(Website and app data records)
+++
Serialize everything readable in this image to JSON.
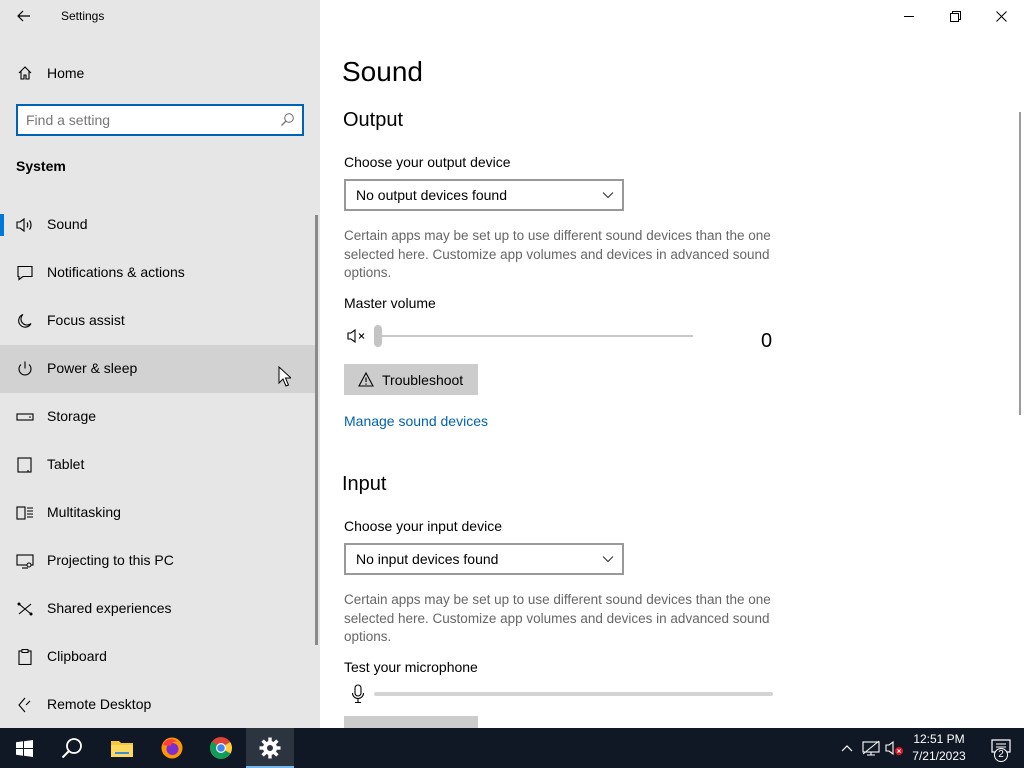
{
  "window": {
    "title": "Settings",
    "controls": [
      "minimize",
      "restore",
      "close"
    ]
  },
  "sidebar": {
    "home_label": "Home",
    "search_placeholder": "Find a setting",
    "section": "System",
    "items": [
      {
        "label": "Sound",
        "icon": "speaker-icon",
        "selected": true
      },
      {
        "label": "Notifications & actions",
        "icon": "message-icon"
      },
      {
        "label": "Focus assist",
        "icon": "moon-icon"
      },
      {
        "label": "Power & sleep",
        "icon": "power-icon",
        "hover": true
      },
      {
        "label": "Storage",
        "icon": "drive-icon"
      },
      {
        "label": "Tablet",
        "icon": "tablet-icon"
      },
      {
        "label": "Multitasking",
        "icon": "multitask-icon"
      },
      {
        "label": "Projecting to this PC",
        "icon": "projector-icon"
      },
      {
        "label": "Shared experiences",
        "icon": "shared-icon"
      },
      {
        "label": "Clipboard",
        "icon": "clipboard-icon"
      },
      {
        "label": "Remote Desktop",
        "icon": "remote-desktop-icon"
      }
    ]
  },
  "main": {
    "title": "Sound",
    "output": {
      "heading": "Output",
      "device_label": "Choose your output device",
      "device_value": "No output devices found",
      "description": "Certain apps may be set up to use different sound devices than the one selected here. Customize app volumes and devices in advanced sound options.",
      "volume_label": "Master volume",
      "volume_value": "0",
      "volume_level": 0,
      "troubleshoot_label": "Troubleshoot",
      "manage_link": "Manage sound devices"
    },
    "input": {
      "heading": "Input",
      "device_label": "Choose your input device",
      "device_value": "No input devices found",
      "description": "Certain apps may be set up to use different sound devices than the one selected here. Customize app volumes and devices in advanced sound options.",
      "test_label": "Test your microphone",
      "mic_level": 0
    }
  },
  "taskbar": {
    "apps": [
      "start",
      "search",
      "file-explorer",
      "firefox",
      "chrome",
      "settings"
    ],
    "active_app": "settings",
    "clock_time": "12:51 PM",
    "clock_date": "7/21/2023",
    "notification_count": "2"
  },
  "colors": {
    "accent": "#0078d7",
    "link": "#0063b1",
    "sidebar_bg": "#e6e6e6",
    "taskbar_bg": "#101825"
  }
}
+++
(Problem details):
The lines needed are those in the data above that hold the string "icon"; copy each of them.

(Exercise answer):
        "icon": "speaker-icon",
        "icon": "message-icon"
        "icon": "moon-icon"
        "icon": "power-icon",
        "icon": "drive-icon"
        "icon": "tablet-icon"
        "icon": "multitask-icon"
        "icon": "projector-icon"
        "icon": "shared-icon"
        "icon": "clipboard-icon"
        "icon": "remote-desktop-icon"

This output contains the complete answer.